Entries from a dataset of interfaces
——

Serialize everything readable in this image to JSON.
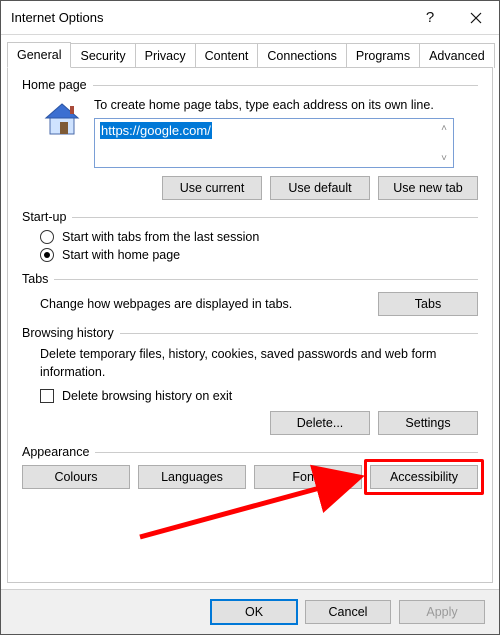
{
  "window": {
    "title": "Internet Options"
  },
  "tabs": {
    "items": [
      "General",
      "Security",
      "Privacy",
      "Content",
      "Connections",
      "Programs",
      "Advanced"
    ],
    "active": 0
  },
  "homepage": {
    "legend": "Home page",
    "hint": "To create home page tabs, type each address on its own line.",
    "url_value": "https://google.com/",
    "buttons": {
      "use_current": "Use current",
      "use_default": "Use default",
      "use_new_tab": "Use new tab"
    }
  },
  "startup": {
    "legend": "Start-up",
    "option_last": "Start with tabs from the last session",
    "option_home": "Start with home page",
    "selected": "home"
  },
  "tabs_group": {
    "legend": "Tabs",
    "hint": "Change how webpages are displayed in tabs.",
    "button": "Tabs"
  },
  "history": {
    "legend": "Browsing history",
    "hint": "Delete temporary files, history, cookies, saved passwords and web form information.",
    "checkbox_label": "Delete browsing history on exit",
    "checkbox_checked": false,
    "buttons": {
      "delete": "Delete...",
      "settings": "Settings"
    }
  },
  "appearance": {
    "legend": "Appearance",
    "buttons": {
      "colours": "Colours",
      "languages": "Languages",
      "fonts": "Fonts",
      "accessibility": "Accessibility"
    }
  },
  "footer": {
    "ok": "OK",
    "cancel": "Cancel",
    "apply": "Apply"
  },
  "annotation": {
    "highlight_target": "accessibility-button"
  }
}
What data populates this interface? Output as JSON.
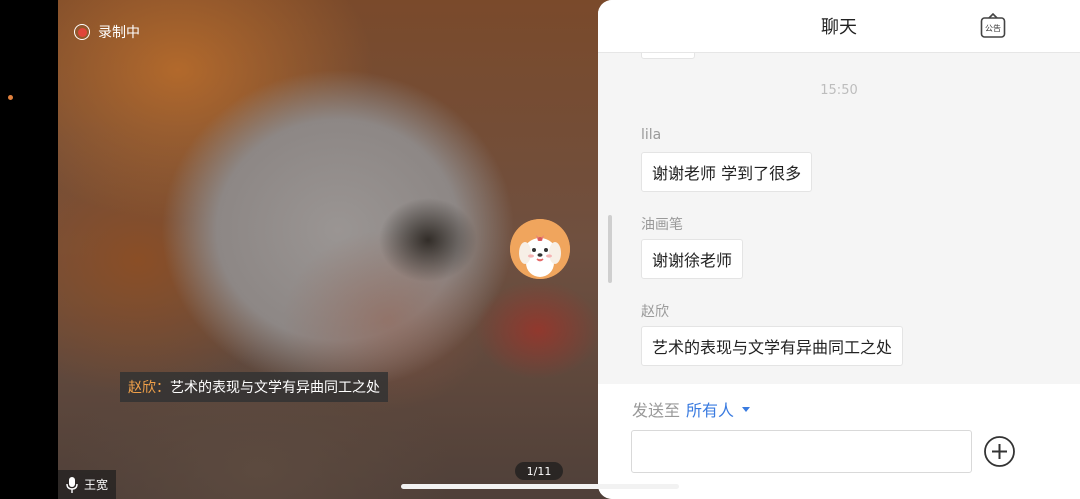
{
  "recording": {
    "label": "录制中"
  },
  "video": {
    "subtitle": {
      "speaker": "赵欣：",
      "text": "艺术的表现与文学有异曲同工之处"
    },
    "bottom_user": {
      "name": "王宽"
    },
    "page_indicator": "1/11"
  },
  "chat": {
    "title": "聊天",
    "notice_icon_label": "公告",
    "timestamp": "15:50",
    "messages": [
      {
        "name": "lila",
        "text": "谢谢老师 学到了很多"
      },
      {
        "name": "油画笔",
        "text": "谢谢徐老师"
      },
      {
        "name": "赵欣",
        "text": "艺术的表现与文学有异曲同工之处"
      }
    ],
    "send_to_label": "发送至",
    "send_to_target": "所有人",
    "input_value": "",
    "input_placeholder": ""
  },
  "colors": {
    "accent_blue": "#3a7be0",
    "record_red": "#e0453a",
    "speaker_orange": "#f0a049"
  }
}
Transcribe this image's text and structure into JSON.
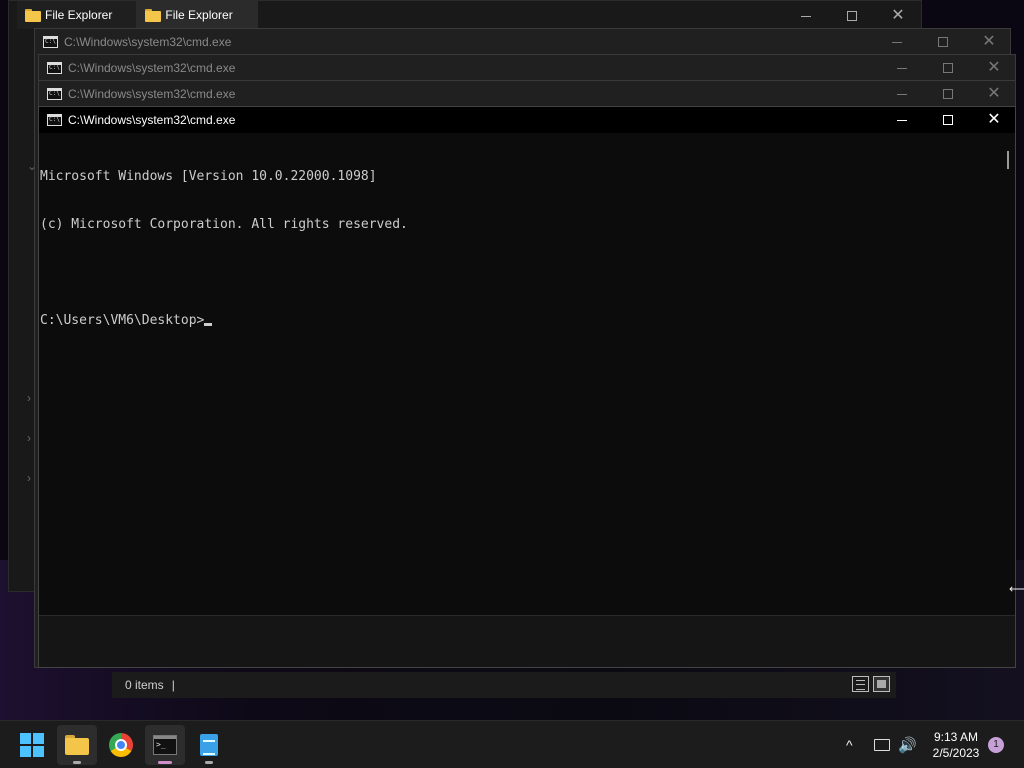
{
  "file_explorer": {
    "tabs": [
      {
        "label": "File Explorer"
      },
      {
        "label": "File Explorer"
      }
    ],
    "status": {
      "items_count": "0 items",
      "separator": "|"
    }
  },
  "cmd_windows": [
    {
      "title": "C:\\Windows\\system32\\cmd.exe"
    },
    {
      "title": "C:\\Windows\\system32\\cmd.exe"
    },
    {
      "title": "C:\\Windows\\system32\\cmd.exe"
    },
    {
      "title": "C:\\Windows\\system32\\cmd.exe"
    }
  ],
  "console": {
    "lines": [
      "Microsoft Windows [Version 10.0.22000.1098]",
      "(c) Microsoft Corporation. All rights reserved.",
      "",
      "C:\\Users\\VM6\\Desktop>"
    ]
  },
  "window_controls": {
    "minimize": "—",
    "maximize": "☐",
    "close": "✕"
  },
  "taskbar": {
    "apps": [
      {
        "name": "start",
        "icon": "windows-logo-icon"
      },
      {
        "name": "File Explorer",
        "icon": "folder-icon",
        "running": true
      },
      {
        "name": "Google Chrome",
        "icon": "chrome-icon",
        "running": false
      },
      {
        "name": "Command Prompt",
        "icon": "terminal-icon",
        "running": true,
        "focused": true
      },
      {
        "name": "Notepad",
        "icon": "notepad-icon",
        "running": true
      }
    ],
    "tray": {
      "chevron": "^",
      "volume": "🔊"
    },
    "clock": {
      "time": "9:13 AM",
      "date": "2/5/2023"
    },
    "notification_count": "1"
  },
  "colors": {
    "accent": "#4cc2ff",
    "console_text": "#cccccc",
    "console_bg": "#0c0c0c",
    "notification_badge": "#c8a0d8"
  }
}
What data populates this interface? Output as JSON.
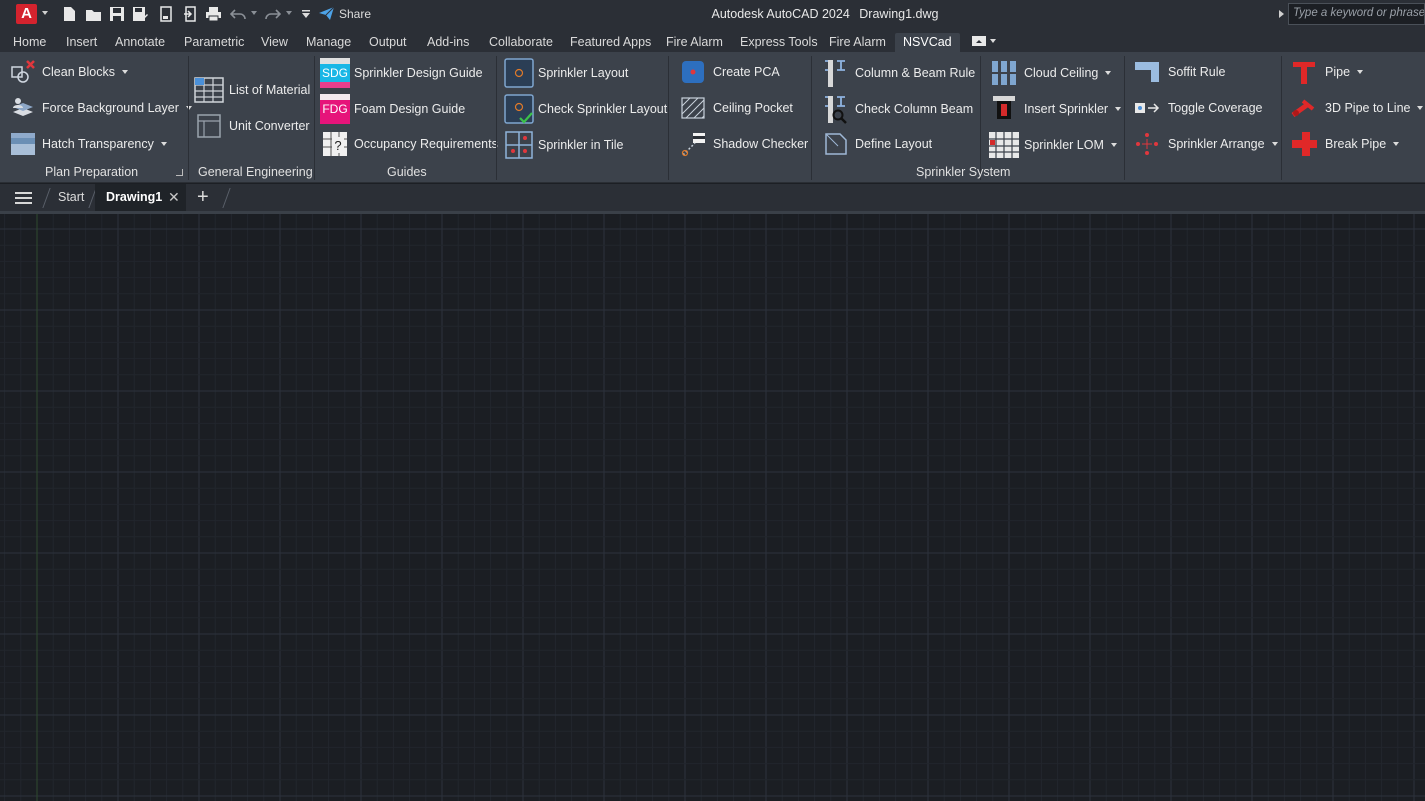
{
  "titlebar": {
    "app_logo": "A",
    "share_label": "Share",
    "app_name": "Autodesk AutoCAD 2024",
    "document_name": "Drawing1.dwg",
    "search_placeholder": "Type a keyword or phrase"
  },
  "ribbon_tabs": [
    "Home",
    "Insert",
    "Annotate",
    "Parametric",
    "View",
    "Manage",
    "Output",
    "Add-ins",
    "Collaborate",
    "Featured Apps",
    "Fire Alarm",
    "Express Tools",
    "Fire Alarm",
    "NSVCad"
  ],
  "active_tab": "NSVCad",
  "panels": {
    "plan_preparation": {
      "title": "Plan Preparation",
      "items": [
        "Clean Blocks",
        "Force Background Layer",
        "Hatch Transparency"
      ]
    },
    "general_engineering": {
      "title": "General Engineering",
      "items": [
        "List of Material",
        "Unit Converter"
      ]
    },
    "guides": {
      "title": "Guides",
      "items": [
        "Sprinkler Design Guide",
        "Foam Design Guide",
        "Occupancy Requirements"
      ],
      "icon_text": [
        "SDG",
        "FDG"
      ]
    },
    "sprinkler_system": {
      "title": "Sprinkler System",
      "col1": [
        "Sprinkler Layout",
        "Check Sprinkler Layout",
        "Sprinkler in Tile"
      ],
      "col2": [
        "Create PCA",
        "Ceiling Pocket",
        "Shadow Checker"
      ],
      "col3": [
        "Column & Beam Rule",
        "Check Column  Beam",
        "Define Layout"
      ],
      "col4": [
        "Cloud Ceiling",
        "Insert Sprinkler",
        "Sprinkler LOM"
      ],
      "col5": [
        "Soffit Rule",
        "Toggle Coverage",
        "Sprinkler Arrange"
      ],
      "col6": [
        "Pipe",
        "3D Pipe to Line",
        "Break Pipe"
      ]
    }
  },
  "file_tabs": {
    "start": "Start",
    "active": "Drawing1",
    "close_glyph": "✕",
    "add_glyph": "+"
  },
  "colors": {
    "canvas_bg": "#1b1e23",
    "ribbon_bg": "#3c424b",
    "titlebar_bg": "#2b2f36",
    "accent_red": "#d4232e",
    "accent_blue": "#2f8fd8"
  }
}
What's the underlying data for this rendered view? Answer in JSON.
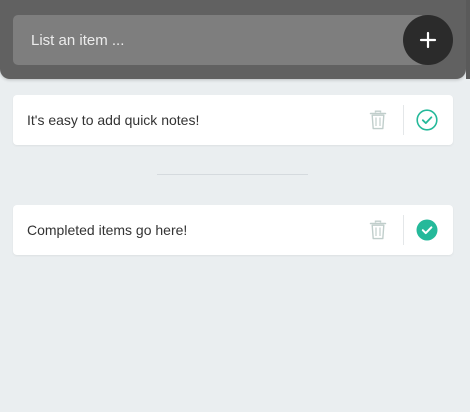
{
  "input": {
    "placeholder": "List an item ..."
  },
  "icons": {
    "add": "plus-icon",
    "delete": "trash-icon",
    "complete": "check-circle-icon"
  },
  "colors": {
    "header": "#616161",
    "input_bg": "#7e7e7e",
    "add_button": "#2b2b2b",
    "accent": "#25b99a",
    "trash": "#c0cecb",
    "background": "#eaeef0"
  },
  "todo": {
    "items": [
      {
        "text": "It's easy to add quick notes!"
      }
    ]
  },
  "completed": {
    "items": [
      {
        "text": "Completed items go here!"
      }
    ]
  }
}
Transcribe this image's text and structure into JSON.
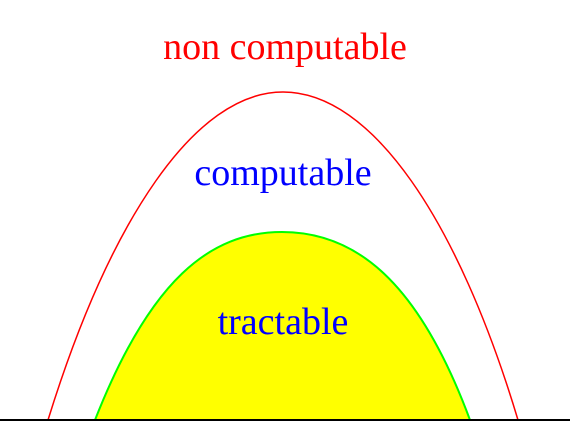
{
  "labels": {
    "outer": "non computable",
    "middle": "computable",
    "inner": "tractable"
  },
  "colors": {
    "outer_text": "#ff0000",
    "outer_curve": "#ff0000",
    "middle_text": "#0000ff",
    "inner_text": "#0000ff",
    "inner_fill": "#ffff00",
    "inner_stroke": "#00ff00",
    "baseline": "#000000",
    "background": "#ffffff"
  }
}
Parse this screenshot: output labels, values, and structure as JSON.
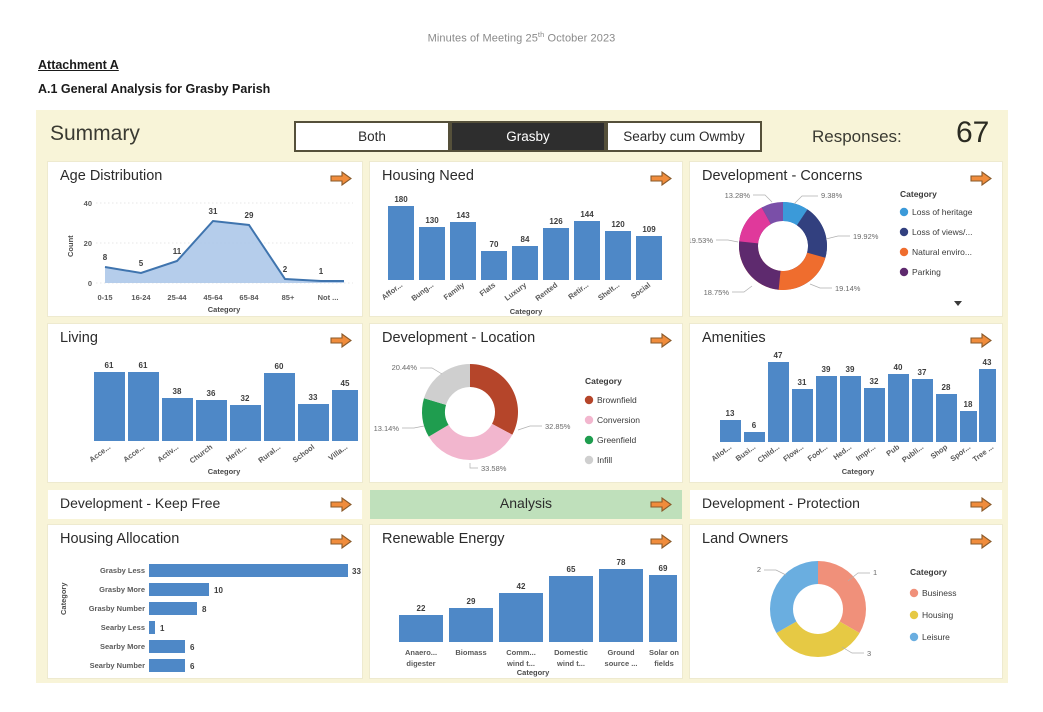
{
  "document": {
    "running_head": "Minutes of Meeting 25",
    "running_head_sup": "th",
    "running_head_rest": " October 2023",
    "attachment": "Attachment A",
    "subtitle": "A.1 General Analysis for Grasby Parish"
  },
  "summary": {
    "title": "Summary",
    "slicers": [
      {
        "label": "Both",
        "selected": false
      },
      {
        "label": "Grasby",
        "selected": true
      },
      {
        "label": "Searby cum Owmby",
        "selected": false
      }
    ],
    "responses_label": "Responses:",
    "responses_value": "67"
  },
  "bands": [
    {
      "title": "Development - Keep Free",
      "highlight": false
    },
    {
      "title": "Analysis",
      "highlight": true
    },
    {
      "title": "Development - Protection",
      "highlight": false
    }
  ],
  "colors": {
    "page_bg": "#f8f4d8",
    "card_bg": "#ffffff",
    "bar_blue": "#4e88c7",
    "area_fill": "#a8c4e8",
    "area_line": "#3f74ae",
    "band_green": "#bfe0bb",
    "arrow_orange": "#f08c3c",
    "slicer_selected_bg": "#2e2e2e"
  },
  "chart_data": [
    {
      "id": "age-distribution",
      "type": "area",
      "title": "Age Distribution",
      "xlabel": "Category",
      "ylabel": "Count",
      "categories": [
        "0-15",
        "16-24",
        "25-44",
        "45-64",
        "65-84",
        "85+",
        "Not ..."
      ],
      "values": [
        8,
        5,
        11,
        31,
        29,
        2,
        1
      ],
      "yticks": [
        0,
        20,
        40
      ],
      "ylim": [
        0,
        40
      ],
      "grid": true
    },
    {
      "id": "housing-need",
      "type": "bar",
      "title": "Housing Need",
      "xlabel": "Category",
      "ylabel": "",
      "categories": [
        "Affor...",
        "Bung...",
        "Family",
        "Flats",
        "Luxury",
        "Rented",
        "Retir...",
        "Shelt...",
        "Social"
      ],
      "values": [
        180,
        130,
        143,
        70,
        84,
        126,
        144,
        120,
        109
      ],
      "ylim": [
        0,
        200
      ],
      "grid": false
    },
    {
      "id": "development-concerns",
      "type": "pie",
      "title": "Development - Concerns",
      "legend_title": "Category",
      "legend_position": "right",
      "legend_truncated": true,
      "labels": [
        "Loss of heritage",
        "Loss of views/...",
        "Natural enviro...",
        "Parking"
      ],
      "slice_percents": [
        "9.38%",
        "19.92%",
        "19.14%",
        "18.75%",
        "19.53%",
        "13.28%"
      ],
      "values": [
        9.38,
        19.92,
        19.14,
        18.75,
        19.53,
        13.28
      ],
      "slice_colors": [
        "#3b9ad9",
        "#32407f",
        "#ef6d2e",
        "#5e2a6e",
        "#e0399b",
        "#7a4fa8"
      ],
      "legend_colors": [
        "#3b9ad9",
        "#32407f",
        "#ef6d2e",
        "#5e2a6e"
      ]
    },
    {
      "id": "living",
      "type": "bar",
      "title": "Living",
      "xlabel": "Category",
      "ylabel": "",
      "categories": [
        "Acce...",
        "Acce...",
        "Activ...",
        "Church",
        "Herit...",
        "Rural...",
        "School",
        "Villa..."
      ],
      "values": [
        61,
        61,
        38,
        36,
        32,
        60,
        33,
        45
      ],
      "ylim": [
        0,
        70
      ],
      "grid": false
    },
    {
      "id": "development-location",
      "type": "pie",
      "title": "Development - Location",
      "legend_title": "Category",
      "legend_position": "right",
      "labels": [
        "Brownfield",
        "Conversion",
        "Greenfield",
        "Infill"
      ],
      "slice_percents": [
        "32.85%",
        "33.58%",
        "13.14%",
        "20.44%"
      ],
      "values": [
        32.85,
        33.58,
        13.14,
        20.44
      ],
      "slice_colors": [
        "#b5452a",
        "#f2b6ce",
        "#1f9d4f",
        "#cfcfcf"
      ]
    },
    {
      "id": "amenities",
      "type": "bar",
      "title": "Amenities",
      "xlabel": "Category",
      "ylabel": "",
      "categories": [
        "Allot...",
        "Busi...",
        "Child...",
        "Flow...",
        "Foot...",
        "Hed...",
        "Impr...",
        "Pub",
        "Publi...",
        "Shop",
        "Spor...",
        "Tree ..."
      ],
      "values": [
        13,
        6,
        47,
        31,
        39,
        39,
        32,
        40,
        37,
        28,
        18,
        43
      ],
      "ylim": [
        0,
        50
      ],
      "grid": false
    },
    {
      "id": "housing-allocation",
      "type": "bar",
      "orientation": "horizontal",
      "title": "Housing Allocation",
      "xlabel": "",
      "ylabel": "Category",
      "categories": [
        "Grasby Less",
        "Grasby More",
        "Grasby Number",
        "Searby Less",
        "Searby More",
        "Searby Number"
      ],
      "values": [
        33,
        10,
        8,
        1,
        6,
        6
      ],
      "xlim": [
        0,
        35
      ],
      "grid": false
    },
    {
      "id": "renewable-energy",
      "type": "bar",
      "title": "Renewable Energy",
      "xlabel": "Category",
      "ylabel": "",
      "categories": [
        "Anaero... digester",
        "Biomass",
        "Comm... wind t...",
        "Domestic wind t...",
        "Ground source ...",
        "Solar on fields"
      ],
      "values": [
        22,
        29,
        42,
        65,
        78,
        69
      ],
      "ylim": [
        0,
        85
      ],
      "grid": false
    },
    {
      "id": "land-owners",
      "type": "pie",
      "title": "Land Owners",
      "legend_title": "Category",
      "legend_position": "right",
      "labels": [
        "Business",
        "Housing",
        "Leisure"
      ],
      "slice_labels": [
        "1",
        "3",
        "2"
      ],
      "values": [
        1,
        3,
        2
      ],
      "slice_colors": [
        "#f0907a",
        "#e6c944",
        "#6aaee0"
      ]
    }
  ]
}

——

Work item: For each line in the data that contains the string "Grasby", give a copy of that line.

Response area:
    "subtitle": "A.1 General Analysis for Grasby Parish"
        "label": "Grasby",
        "Grasby Less",
        "Grasby More",
        "Grasby Number",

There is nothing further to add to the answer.